START INFORMATION PROVIDED

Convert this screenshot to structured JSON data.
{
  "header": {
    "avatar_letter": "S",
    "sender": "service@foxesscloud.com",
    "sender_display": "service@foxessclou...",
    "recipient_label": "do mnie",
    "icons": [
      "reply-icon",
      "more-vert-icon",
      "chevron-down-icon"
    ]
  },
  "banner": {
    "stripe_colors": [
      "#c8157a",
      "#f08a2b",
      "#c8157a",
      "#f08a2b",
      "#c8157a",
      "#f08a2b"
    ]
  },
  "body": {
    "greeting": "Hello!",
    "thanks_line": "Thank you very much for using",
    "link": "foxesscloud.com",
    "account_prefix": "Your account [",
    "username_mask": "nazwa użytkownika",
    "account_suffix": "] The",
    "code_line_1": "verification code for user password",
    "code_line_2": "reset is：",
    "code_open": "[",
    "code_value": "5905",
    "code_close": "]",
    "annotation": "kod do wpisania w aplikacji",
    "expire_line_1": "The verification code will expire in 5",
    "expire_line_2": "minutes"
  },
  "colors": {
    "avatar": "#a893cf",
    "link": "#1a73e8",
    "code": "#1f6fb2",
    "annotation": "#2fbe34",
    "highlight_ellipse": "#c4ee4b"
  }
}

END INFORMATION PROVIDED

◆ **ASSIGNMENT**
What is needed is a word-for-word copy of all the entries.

◆ **SOLUTION TO THIS PROBLEM**
Convert this screenshot to structured JSON data.
{
  "header": {
    "avatar_letter": "S",
    "sender": "service@foxesscloud.com",
    "sender_display": "service@foxessclou...",
    "recipient_label": "do mnie",
    "icons": [
      "reply-icon",
      "more-vert-icon",
      "chevron-down-icon"
    ]
  },
  "banner": {
    "stripe_colors": [
      "#c8157a",
      "#f08a2b",
      "#c8157a",
      "#f08a2b",
      "#c8157a",
      "#f08a2b"
    ]
  },
  "body": {
    "greeting": "Hello!",
    "thanks_line": "Thank you very much for using",
    "link": "foxesscloud.com",
    "account_prefix": "Your account [",
    "username_mask": "nazwa użytkownika",
    "account_suffix": "] The",
    "code_line_1": "verification code for user password",
    "code_line_2": "reset is：",
    "code_open": "[",
    "code_value": "5905",
    "code_close": "]",
    "annotation": "kod do wpisania w aplikacji",
    "expire_line_1": "The verification code will expire in 5",
    "expire_line_2": "minutes"
  },
  "colors": {
    "avatar": "#a893cf",
    "link": "#1a73e8",
    "code": "#1f6fb2",
    "annotation": "#2fbe34",
    "highlight_ellipse": "#c4ee4b"
  }
}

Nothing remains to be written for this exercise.